Our family history and traditions are sometimes carved so deep in the family tree that they reach all the way to the roots. “Our family has been doing it,” whatever it is, “for hundreds of years,” I can hear my parents say. Born in Alabama and Georgia, my family hasn’t ventured too far from the South, where they’ve grown up on farms learning life skills I longingly wish I had.
Dairy cows, homemade butter, fruit trees, berry bushes, row crops, tractors, red painted barns, and farmhouses are the essence of who my family is, and despite not learning how to tend a garden until my thirties, it’s born into me as well. When I think about who I am, I believe I’m a collection of stories and experiences I remember from my childhood braided with life as it happens today. Here are a few of my favorite memories from back on the farm.
Buttermilk: A Treasure of the South
There’s something special about buttermilk if you ask my relatives. Known for sippin’ a glass a’ buttermilk before bed, the family’s buttermilk had a rich buttery taste being it was the byproduct of churning their butter at home.
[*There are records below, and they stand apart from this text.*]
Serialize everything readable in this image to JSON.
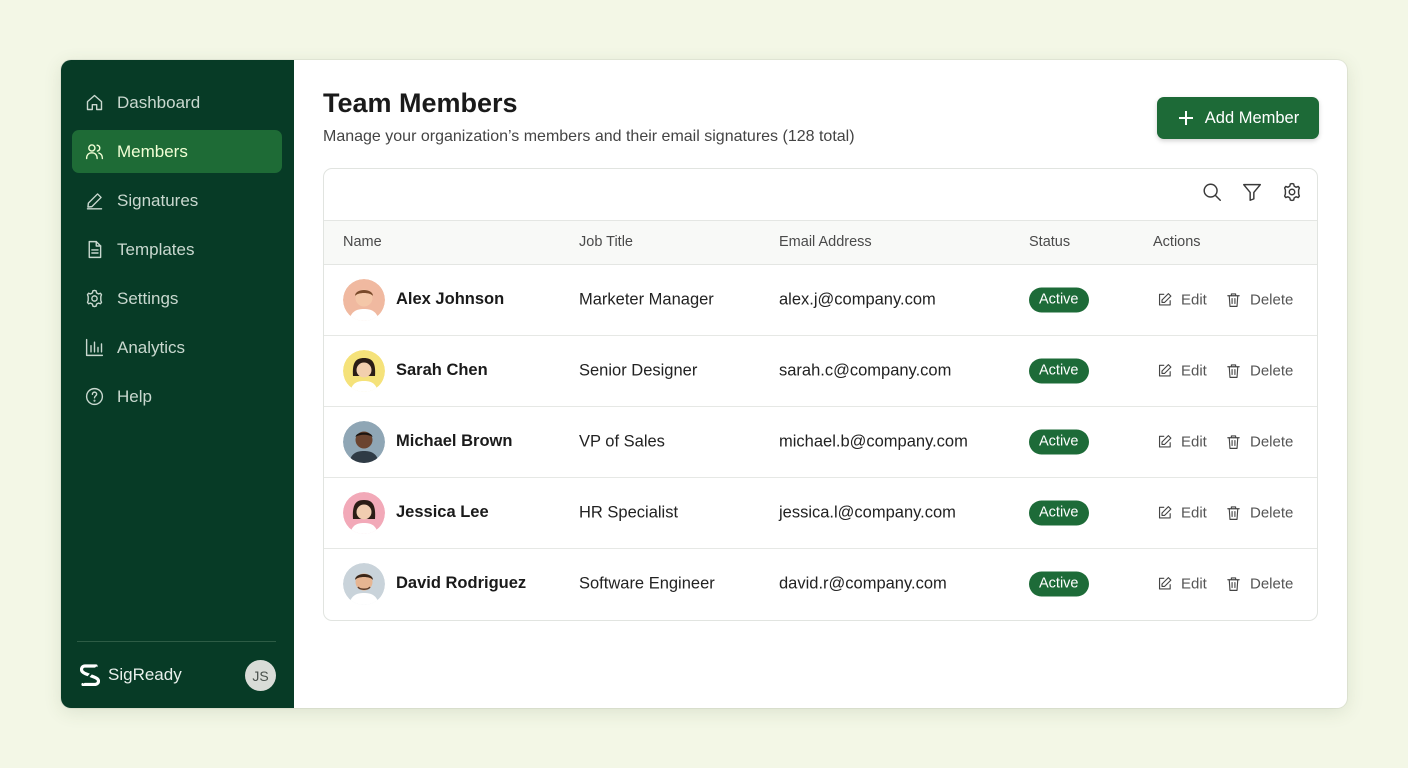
{
  "sidebar": {
    "items": [
      {
        "label": "Dashboard",
        "icon": "home-icon"
      },
      {
        "label": "Members",
        "icon": "users-icon",
        "active": true
      },
      {
        "label": "Signatures",
        "icon": "pen-icon"
      },
      {
        "label": "Templates",
        "icon": "document-icon"
      },
      {
        "label": "Settings",
        "icon": "gear-icon"
      },
      {
        "label": "Analytics",
        "icon": "bar-chart-icon"
      },
      {
        "label": "Help",
        "icon": "help-circle-icon"
      }
    ],
    "brand": "SigReady",
    "user_initials": "JS"
  },
  "header": {
    "title": "Team Members",
    "subtitle": "Manage your organization’s members and their email signatures (128 total)",
    "add_button_label": "Add Member"
  },
  "table": {
    "columns": [
      "Name",
      "Job Title",
      "Email Address",
      "Status",
      "Actions"
    ],
    "rows": [
      {
        "name": "Alex Johnson",
        "title": "Marketer Manager",
        "email": "alex.j@company.com",
        "status": "Active"
      },
      {
        "name": "Sarah Chen",
        "title": "Senior Designer",
        "email": "sarah.c@company.com",
        "status": "Active"
      },
      {
        "name": "Michael Brown",
        "title": "VP of Sales",
        "email": "michael.b@company.com",
        "status": "Active"
      },
      {
        "name": "Jessica Lee",
        "title": "HR Specialist",
        "email": "jessica.l@company.com",
        "status": "Active"
      },
      {
        "name": "David Rodriguez",
        "title": "Software Engineer",
        "email": "david.r@company.com",
        "status": "Active"
      }
    ],
    "actions": {
      "edit": "Edit",
      "delete": "Delete"
    }
  },
  "colors": {
    "sidebar_bg": "#073b26",
    "accent": "#1d6a37",
    "page_bg": "#f3f7e6"
  }
}
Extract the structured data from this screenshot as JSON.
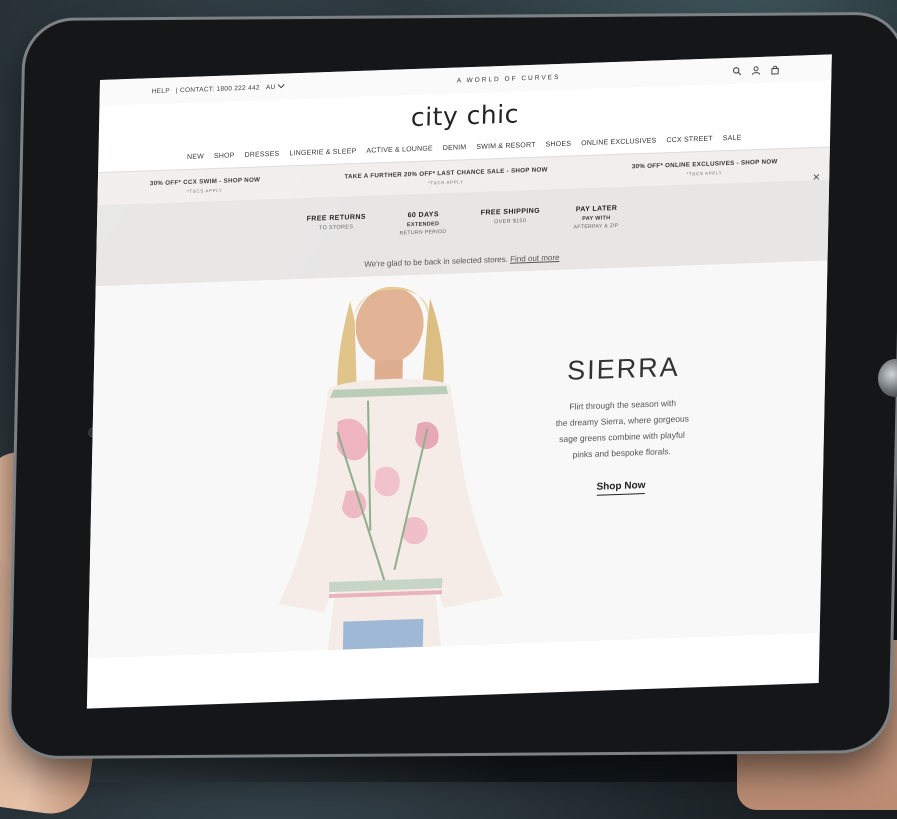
{
  "topbar": {
    "help": "HELP",
    "contact": "| CONTACT: 1800 222 442",
    "region": "AU",
    "tagline": "A WORLD OF CURVES"
  },
  "brand": {
    "logo": "city chic"
  },
  "nav": {
    "items": [
      "NEW",
      "SHOP",
      "DRESSES",
      "LINGERIE & SLEEP",
      "ACTIVE & LOUNGE",
      "DENIM",
      "SWIM & RESORT",
      "SHOES",
      "ONLINE EXCLUSIVES",
      "CCX STREET",
      "SALE"
    ]
  },
  "promos": [
    {
      "text": "30% OFF* CCX SWIM - SHOP NOW",
      "sub": "*T&CS APPLY"
    },
    {
      "text": "TAKE A FURTHER 20% OFF* LAST CHANCE SALE - SHOP NOW",
      "sub": "*T&CS APPLY"
    },
    {
      "text": "30% OFF* ONLINE EXCLUSIVES - SHOP NOW",
      "sub": "*T&CS APPLY"
    }
  ],
  "usps": [
    {
      "title": "FREE RETURNS",
      "line1": "TO STORES",
      "line2": ""
    },
    {
      "title": "60 DAYS",
      "line1": "EXTENDED",
      "line2": "RETURN PERIOD"
    },
    {
      "title": "FREE SHIPPING",
      "line1": "OVER $150",
      "line2": ""
    },
    {
      "title": "PAY LATER",
      "line1": "PAY WITH",
      "line2": "AFTERPAY & ZIP"
    }
  ],
  "notice": {
    "text": "We're glad to be back in selected stores.",
    "link": "Find out more"
  },
  "hero": {
    "title": "SIERRA",
    "line1": "Flirt through the season with",
    "line2": "the dreamy Sierra, where gorgeous",
    "line3": "sage greens combine with playful",
    "line4": "pinks and bespoke florals.",
    "cta": "Shop Now"
  },
  "icons": [
    "search-icon",
    "account-icon",
    "bag-icon",
    "chevron-down-icon",
    "close-icon"
  ],
  "colors": {
    "promo_bg": "#f1efed",
    "usp_bg": "#e7e6e5",
    "text": "#333333"
  }
}
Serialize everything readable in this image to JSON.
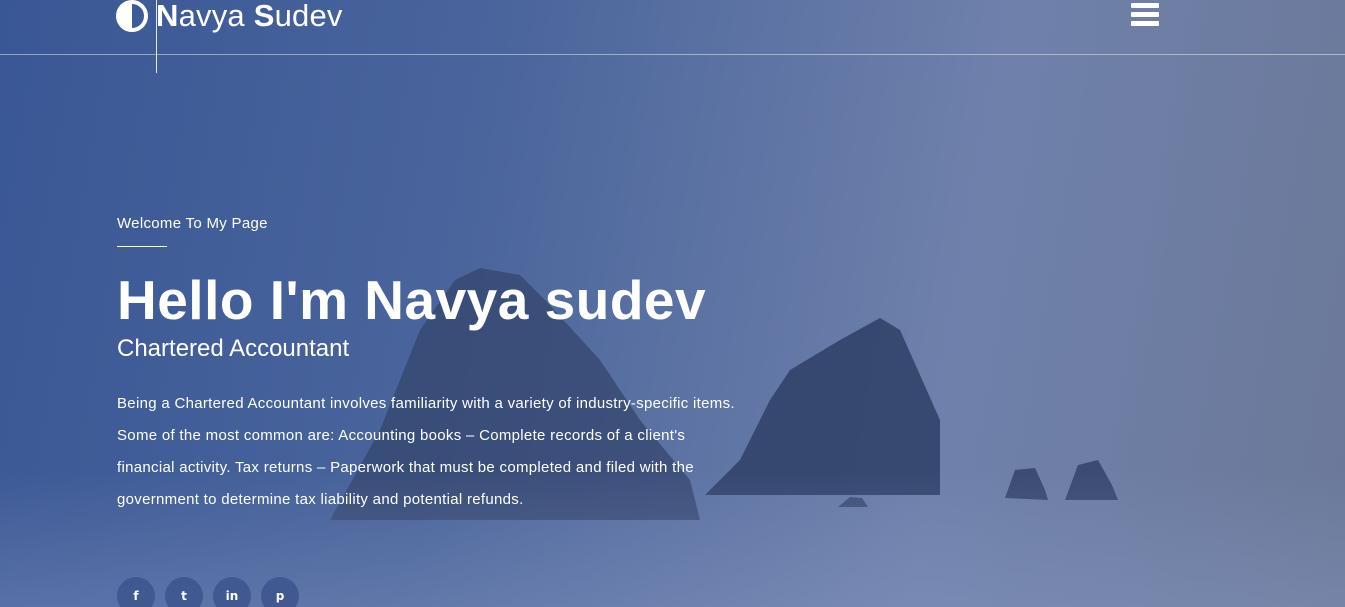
{
  "brand": {
    "name_first_initial": "N",
    "name_first_rest": "avya ",
    "name_last_initial": "S",
    "name_last_rest": "udev",
    "icon": "half-circle-icon"
  },
  "nav": {
    "menu_icon": "hamburger-menu-icon"
  },
  "hero": {
    "welcome": "Welcome To My Page",
    "title": "Hello I'm Navya sudev",
    "subtitle": "Chartered Accountant",
    "description": "Being a Chartered Accountant involves familiarity with a variety of industry-specific items. Some of the most common are: Accounting books – Complete records of a client's financial activity. Tax returns – Paperwork that must be completed and filed with the government to determine tax liability and potential refunds."
  },
  "social": [
    {
      "glyph": "f",
      "icon": "facebook-icon"
    },
    {
      "glyph": "t",
      "icon": "twitter-icon"
    },
    {
      "glyph": "in",
      "icon": "linkedin-icon"
    },
    {
      "glyph": "p",
      "icon": "pinterest-icon"
    }
  ],
  "colors": {
    "overlay_start": "#3a5795",
    "overlay_end": "#6b7898",
    "rock": "#34456e"
  }
}
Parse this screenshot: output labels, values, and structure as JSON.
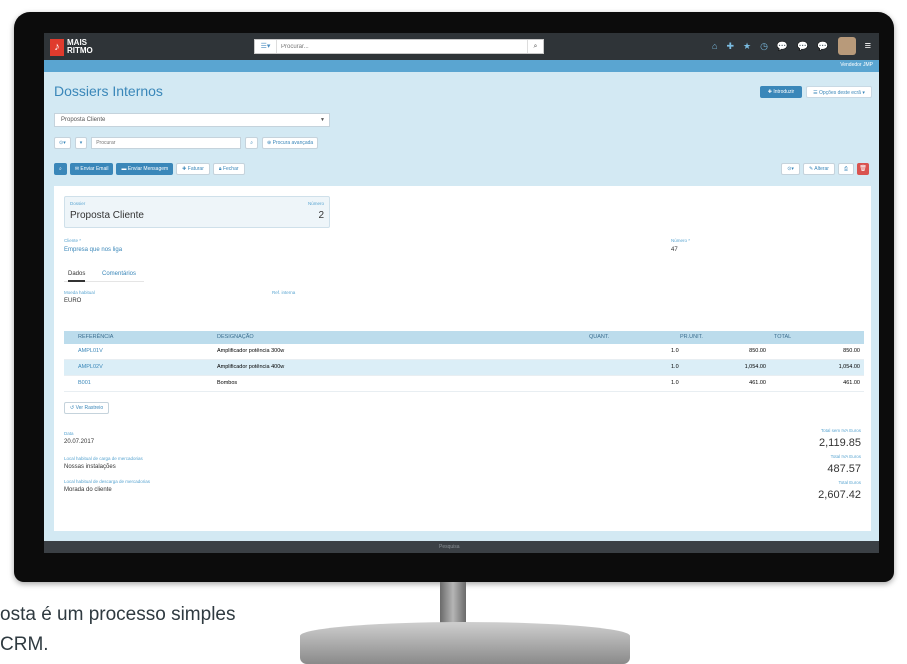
{
  "app": {
    "logo_line1": "MAIS",
    "logo_line2": "RITMO",
    "search_placeholder": "Procurar...",
    "user": "Vendedor JMP"
  },
  "header": {
    "title": "Dossiers Internos",
    "introduzir_label": "Introduzir",
    "opcoes_label": "Opções deste ecrã"
  },
  "filter": {
    "document_type": "Proposta Cliente",
    "search_placeholder": "Procurar",
    "advanced_search_label": "Procura avançada"
  },
  "actions": {
    "enviar_email": "Enviar Email",
    "enviar_mensagem": "Enviar Mensagem",
    "faturar": "Faturar",
    "fechar": "Fechar",
    "alterar": "Alterar"
  },
  "document": {
    "dossier_label": "Dossier",
    "dossier_value": "Proposta Cliente",
    "numero_label": "Número",
    "numero_value": "2",
    "cliente_label": "Cliente *",
    "cliente_value": "Empresa que nos liga",
    "numero_cliente_label": "Número *",
    "numero_cliente_value": "47"
  },
  "tabs": [
    "Dados",
    "Comentários"
  ],
  "dados": {
    "moeda_label": "Moeda habitual",
    "moeda_value": "EURO",
    "ref_interna_label": "Ref. interna"
  },
  "table": {
    "headers": [
      "REFERÊNCIA",
      "DESIGNAÇÃO",
      "QUANT.",
      "PR.UNIT.",
      "TOTAL"
    ],
    "rows": [
      {
        "ref": "AMPL01V",
        "designacao": "Amplificador potência 300w",
        "quant": "1.0",
        "prunit": "850.00",
        "total": "850.00"
      },
      {
        "ref": "AMPL02V",
        "designacao": "Amplificador potência 400w",
        "quant": "1.0",
        "prunit": "1,054.00",
        "total": "1,054.00"
      },
      {
        "ref": "B001",
        "designacao": "Bombos",
        "quant": "1.0",
        "prunit": "461.00",
        "total": "461.00"
      }
    ]
  },
  "ver_rastreio": "Ver Rastreio",
  "footer_fields": {
    "data_label": "Data",
    "data_value": "20.07.2017",
    "carga_label": "Local habitual de carga de mercadorias",
    "carga_value": "Nossas instalações",
    "descarga_label": "Local habitual de descarga de mercadorias",
    "descarga_value": "Morada do cliente"
  },
  "totals": {
    "sem_iva_label": "Total sem IVA Euros",
    "sem_iva_value": "2,119.85",
    "iva_label": "Total IVA Euros",
    "iva_value": "487.57",
    "total_label": "Total Euros",
    "total_value": "2,607.42"
  },
  "bottom_bar_text": "Pesquisa",
  "caption": {
    "line1": "osta é um processo simples",
    "line2": "CRM."
  },
  "colors": {
    "accent": "#3a87b9",
    "logo_red": "#e03b2d",
    "delete_red": "#d9534f",
    "screen_bg": "#d3e9f3"
  }
}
Much different than the buttermilk we enjoy in our biscuits and home baked breads today, I’m told this buttermilk had a unique sweetness and wasn’t thick and gloppy like the buttermilk we’re used to seeing on our grocery shelves. Even so, I use store bought buttermilk when my recipe calls for it, or if I’m not able to make a trip to the store, I add a tablespoon or two of white vinegar to whole milk to create a similar curdled, thick, buttermilk-like substitute.
Deep down, I hope to taste the real thing one day, especially if it’s anything like my grandparents, which was paired with rocking in an old chair on the porch with the dog asleep at their feet, waving to the neighbors as they pass by.
Barn Pickin’ with Man’s Best Friend
A dog isn’t just man’s best friend because Pop shares his morning biscuit with the family dog. No, that dog’s soul has imprinted on yours, and he’s devoted to the end of your days. How do I know? ‘Cause every family dog on our farm has selflessly kept watch, ready to alert at anything he senses is awry, and would walk fearlessly into danger to ensure my family is safe. And that’s to include performing a sweep prior to going barn pickin’ in the old country house back in our pasture, scaring off snakes, mice, and all the creepy crawlies so that, girl, you can pick to your heart’s content.
Walk on with confidence and you go find those old antiques in the barn because, well, they deserve love too.
Pickin’ Blackberries off Country Roads
When I was a young thing, I can remember my grandmother picking berries off the side of our country roads. She was always the first taste tester, as she said, “in case it’s poisonous,” but secretly I think it’s so she had first pick at the juiciest berries on the vine.
She was a wise woman in more ways than one. Beyond getting first dibs, she instilled a fear of snakes in my sister and I, always reminding us that blackberry bushes were where snakes loved to hide. I’ve never seen a snake in the blackberry bushes, but I think it’s because her dog, Honey, was always by her side, quick to scare off the snakes.
After gathering her freshly picked bounty, Grammy was notorious for her quick berry cobblers. Hers had the perfect balance of crumble and pie dough cooked overtop the messiest, most delightful berry filling. Paired with a scoop of vanilla bean ice cream, you could convince yourself it’s the main course if you let it sit long enough to melt into a soupy, sugary bowl of pure heaven.
Looking for a cobbler recipe? Here’s Grammy’s tried and true. Enjoy!
Grammy’s Blackberry Cobbler Recipe
Dough: In a bowl of a food processor combine 2.5 cups all purpose flour, 1 tsp salt, and 1 tbsp sugar. Add 2 sticks unsalted butter (chilled and chopped into 1 inch cubes) and process for 10 seconds. With the machine running, slowly add 1/4 to 1/2 cup ice water through the feed tube. Pulse no more than 30 seconds until pie dough starts to stick together. Pour onto a long sheet of plastic wrap until ready for use (or freeze up to a month to make a cobbler later!).
Cobbler: In a medium bowl, combine washed berries, 1/2 cup sugar, and 2 tablespoons of flour. Set aside. Press pie dough into the bottom of your favorite pie pan leaving enough pie pieces to scatter overtop the cobbler. Pour berry mixture into the pan and top with remaining pie pieces. Sprinkle sugar overtop, and bake in a 350 degree oven for about 30 minutes.
Leave to cool for a few minutes as you take vanilla ice cream out of the freezer and serve together in a bowl with a big ol’ spoon to scoop up the cobbler and melted ice cream. Settle in a rocking chair on the porch and wave to your neighbors like the good ole days.
We look forward to seeing how your cobbler turned out on our social channels, @southernwaterdogs.